But a little later when you go to get something else out, you can’t deny the fact: it’s not as cold in there as it should be. Maybe the frost on the chill plate is melting. Maybe things in the freezer are thawing. Uh-oh. [I know, I know . . . if you don’t have refrigeration, you don’t have these problems.]
And your first thought is that it’s a problem with the refrigerator. [Well, duh . . . the refrigerator is not keeping cold so it’s OBVIOUSLY a problem with the refrigerator!]
So you start by pulling out the owner’s manual, any repair books you have or maybe you proceed straight to the big guns and call the refrigerator technician.
All of the above happened to us. The refrigerator had been working just fine and the weather hadn’t suddenly turned hot, nor was there any obvious explanation for the problem. So we assumed that the refrigerator needed to be recharged. We read up on the procedure, borrowed gauges and proceeded to do it. No improvement.
We then decided that the problem was beyond us and called in the refrigerator repairman. He figured that we had added too much refrigerant, so evacuated it all and then recharged it, leaving us with instructions on how to let out a tiny bit more gas if it still wasn’t cooling right. And he told us to allow 24 to 48 hours for everything to “settle out.”
Two days later, it was obvious that refrigeration was worse, not better. And now the refrigerator was running literally all the time, and eating up every bit of power we had. Normally, our solar panels could keep up with our power needs but now they weren’t. We were having to run the engine for a couple of hours a day — yikes!

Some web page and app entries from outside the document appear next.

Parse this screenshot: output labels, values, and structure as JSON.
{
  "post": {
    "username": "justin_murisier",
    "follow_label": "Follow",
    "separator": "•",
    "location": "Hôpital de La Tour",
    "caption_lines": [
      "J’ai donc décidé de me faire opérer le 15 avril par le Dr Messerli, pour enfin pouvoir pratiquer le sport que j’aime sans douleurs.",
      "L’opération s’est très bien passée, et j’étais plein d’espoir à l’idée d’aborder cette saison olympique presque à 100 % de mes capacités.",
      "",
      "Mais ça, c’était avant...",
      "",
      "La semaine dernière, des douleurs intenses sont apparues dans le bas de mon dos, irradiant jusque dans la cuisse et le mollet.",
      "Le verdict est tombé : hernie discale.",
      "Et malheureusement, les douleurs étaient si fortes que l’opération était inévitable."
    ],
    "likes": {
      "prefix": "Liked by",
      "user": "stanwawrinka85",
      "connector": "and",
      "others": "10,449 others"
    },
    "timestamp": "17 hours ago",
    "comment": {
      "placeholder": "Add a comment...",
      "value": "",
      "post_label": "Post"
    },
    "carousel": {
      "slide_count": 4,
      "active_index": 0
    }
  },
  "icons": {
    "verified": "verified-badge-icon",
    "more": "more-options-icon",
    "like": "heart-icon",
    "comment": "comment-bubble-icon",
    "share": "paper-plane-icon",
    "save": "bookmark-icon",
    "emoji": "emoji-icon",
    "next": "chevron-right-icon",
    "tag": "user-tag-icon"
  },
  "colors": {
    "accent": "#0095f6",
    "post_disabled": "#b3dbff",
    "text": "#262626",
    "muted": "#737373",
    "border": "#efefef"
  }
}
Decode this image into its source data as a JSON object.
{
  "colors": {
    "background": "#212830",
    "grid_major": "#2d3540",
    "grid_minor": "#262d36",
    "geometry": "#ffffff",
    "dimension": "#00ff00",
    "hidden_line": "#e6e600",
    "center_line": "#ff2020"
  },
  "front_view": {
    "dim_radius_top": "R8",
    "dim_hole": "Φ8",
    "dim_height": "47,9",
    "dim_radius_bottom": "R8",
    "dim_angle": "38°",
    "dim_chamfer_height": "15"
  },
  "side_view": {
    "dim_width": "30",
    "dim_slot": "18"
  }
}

And so we just turned the refrigerator off, except when we were actually testing something on it. Drinks went in a cooler (luckily we were anchored in a town and could get ice) and we otherwise did without refrigeration.

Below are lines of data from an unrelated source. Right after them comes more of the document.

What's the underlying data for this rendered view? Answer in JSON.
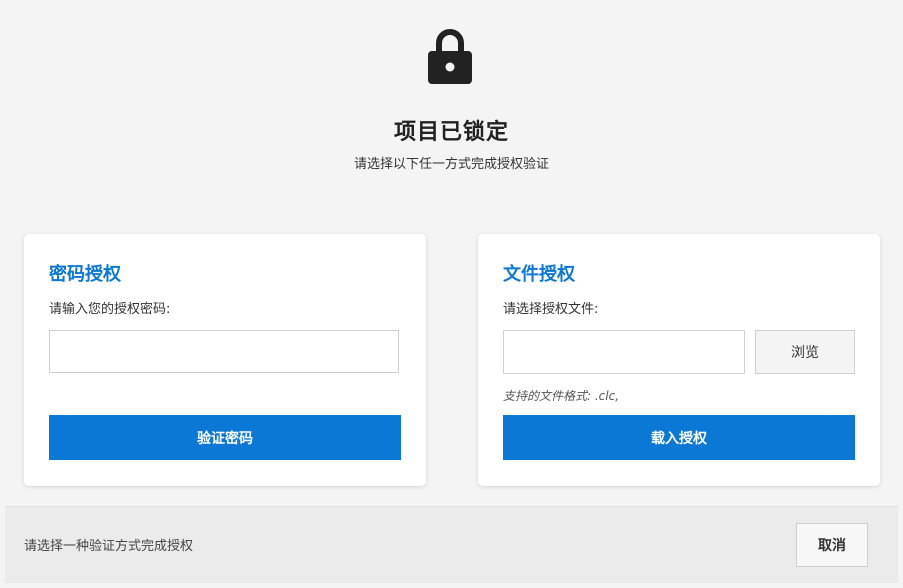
{
  "header": {
    "icon": "lock-icon",
    "title": "项目已锁定",
    "subtitle": "请选择以下任一方式完成授权验证"
  },
  "password_card": {
    "title": "密码授权",
    "label": "请输入您的授权密码:",
    "input_value": "",
    "input_placeholder": "",
    "verify_label": "验证密码"
  },
  "file_card": {
    "title": "文件授权",
    "label": "请选择授权文件:",
    "input_value": "",
    "input_placeholder": "",
    "browse_label": "浏览",
    "hint": "支持的文件格式: .clc,",
    "load_label": "载入授权"
  },
  "footer": {
    "status": "请选择一种验证方式完成授权",
    "cancel_label": "取消"
  },
  "colors": {
    "accent": "#0a78d4",
    "background": "#f4f4f4",
    "card": "#ffffff"
  }
}
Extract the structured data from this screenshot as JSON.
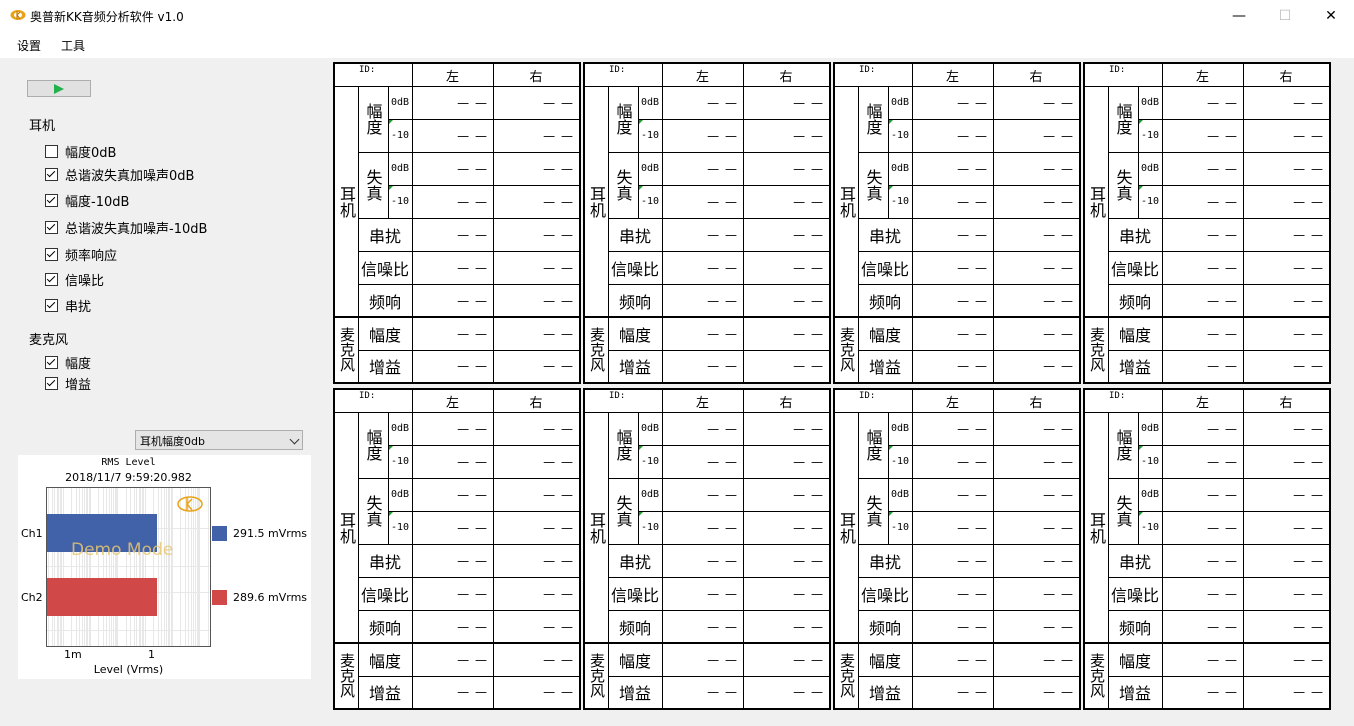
{
  "window": {
    "title": "奥普新KK音频分析软件 v1.0",
    "controls": {
      "minimize": "—",
      "maximize": "☐",
      "close": "✕"
    }
  },
  "menu": {
    "items": [
      "设置",
      "工具"
    ]
  },
  "left_panel": {
    "headphone": {
      "label": "耳机",
      "options": [
        {
          "label": "幅度0dB",
          "checked": false
        },
        {
          "label": "总谐波失真加噪声0dB",
          "checked": true
        },
        {
          "label": "幅度-10dB",
          "checked": true
        },
        {
          "label": "总谐波失真加噪声-10dB",
          "checked": true
        },
        {
          "label": "频率响应",
          "checked": true
        },
        {
          "label": "信噪比",
          "checked": true
        },
        {
          "label": "串扰",
          "checked": true
        }
      ]
    },
    "microphone": {
      "label": "麦克风",
      "options": [
        {
          "label": "幅度",
          "checked": true
        },
        {
          "label": "增益",
          "checked": true
        }
      ]
    },
    "dropdown": {
      "selected": "耳机幅度0db"
    }
  },
  "meter": {
    "title": "RMS Level",
    "timestamp": "2018/11/7 9:59:20.982",
    "watermark": "Demo Mode",
    "xlabel": "Level (Vrms)",
    "ticks": [
      "1m",
      "1"
    ],
    "colors": {
      "ch1": "#4161a8",
      "ch2": "#d04848"
    }
  },
  "chart_data": {
    "type": "bar",
    "title": "RMS Level",
    "xlabel": "Level (Vrms)",
    "xscale": "log",
    "xticks": [
      "1m",
      "1"
    ],
    "categories": [
      "Ch1",
      "Ch2"
    ],
    "series": [
      {
        "name": "Ch1",
        "values": [
          291.5
        ],
        "unit": "mVrms",
        "color": "#4161a8"
      },
      {
        "name": "Ch2",
        "values": [
          289.6
        ],
        "unit": "mVrms",
        "color": "#d04848"
      }
    ],
    "readouts": [
      {
        "channel": "Ch1",
        "value": "291.5",
        "unit": "mVrms"
      },
      {
        "channel": "Ch2",
        "value": "289.6",
        "unit": "mVrms"
      }
    ]
  },
  "panel_labels": {
    "id": "ID:",
    "left": "左",
    "right": "右",
    "headphone": "耳机",
    "amplitude": "幅度",
    "distortion": "失真",
    "lvl0": "0dB",
    "lvl10": "-10",
    "crosstalk": "串扰",
    "snr": "信噪比",
    "freq": "频响",
    "mic": "麦克风",
    "mic_amp": "幅度",
    "gain": "增益",
    "empty": "— —"
  }
}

That’s when we had the big revelation: even without the refrigerator on, our batteries were drained overnight. While the solar panels were putting power into the batteries, the batteries weren’t holding the charge and thus the voltage was down most of the day (mid-day the voltage was up when the sun was at its peak with the solar panels).
So how did this affect the refrigerator? With low voltage, the compressor didn’t operate efficiently and thus the box didn’t cool as well. The thermostat kept saying that the box wasn’t cool, and told the compressor to run longer. The compressor running longer took more battery power, dropping the voltage still further. And the circle continued ever downward . . .

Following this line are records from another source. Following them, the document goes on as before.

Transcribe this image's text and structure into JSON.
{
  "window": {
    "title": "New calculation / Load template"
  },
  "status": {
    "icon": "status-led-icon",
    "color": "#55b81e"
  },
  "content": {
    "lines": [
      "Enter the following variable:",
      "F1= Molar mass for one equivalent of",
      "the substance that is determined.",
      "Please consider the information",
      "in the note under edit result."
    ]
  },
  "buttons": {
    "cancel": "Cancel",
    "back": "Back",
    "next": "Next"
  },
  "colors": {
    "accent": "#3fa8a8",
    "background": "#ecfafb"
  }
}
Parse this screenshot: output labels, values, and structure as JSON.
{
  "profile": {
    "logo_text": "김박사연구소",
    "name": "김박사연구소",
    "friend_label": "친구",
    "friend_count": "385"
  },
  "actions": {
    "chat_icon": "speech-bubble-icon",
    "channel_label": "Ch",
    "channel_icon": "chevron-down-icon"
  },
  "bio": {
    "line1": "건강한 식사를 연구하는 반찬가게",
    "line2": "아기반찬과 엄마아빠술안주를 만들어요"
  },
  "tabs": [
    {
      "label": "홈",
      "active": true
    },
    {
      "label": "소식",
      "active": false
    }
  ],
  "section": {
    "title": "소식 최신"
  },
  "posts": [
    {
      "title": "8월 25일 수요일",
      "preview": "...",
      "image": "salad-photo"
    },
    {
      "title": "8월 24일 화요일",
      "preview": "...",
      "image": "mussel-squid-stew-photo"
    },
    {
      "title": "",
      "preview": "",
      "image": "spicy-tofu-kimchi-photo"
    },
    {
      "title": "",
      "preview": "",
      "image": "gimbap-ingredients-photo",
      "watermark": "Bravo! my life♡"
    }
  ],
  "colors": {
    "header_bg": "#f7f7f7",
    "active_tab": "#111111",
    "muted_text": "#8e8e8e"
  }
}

Three days later, we had new batteries (I’ll spare the details of the fun we had other than to say that Dave used almost all his “sailor who worked in a steel mill” words as we got the old ones out and the new ones in to a very inaccessible compartment and hooked them all up) and a few hours later we had a COLD BEER from the refrigerator!
Moral of the story: If your refrigerator isn’t as cold as it was, and is running more and more with no apparent cause such as suddenly hotter weather, it might not be a problem with the refrigerator but with your batteries.
After the fact, we discovered that the “troubleshooting panel” on the refrigerator compressor did have a light for low voltage, but we missed seeing it because of the way that the unit was mounted. We later helped some other cruisers figure out similar problems by knowing to look for this. One note, though: to check for low voltage, all charging sources (solar, wind, alternator or generator) have to be off, typically for a half hour or longer.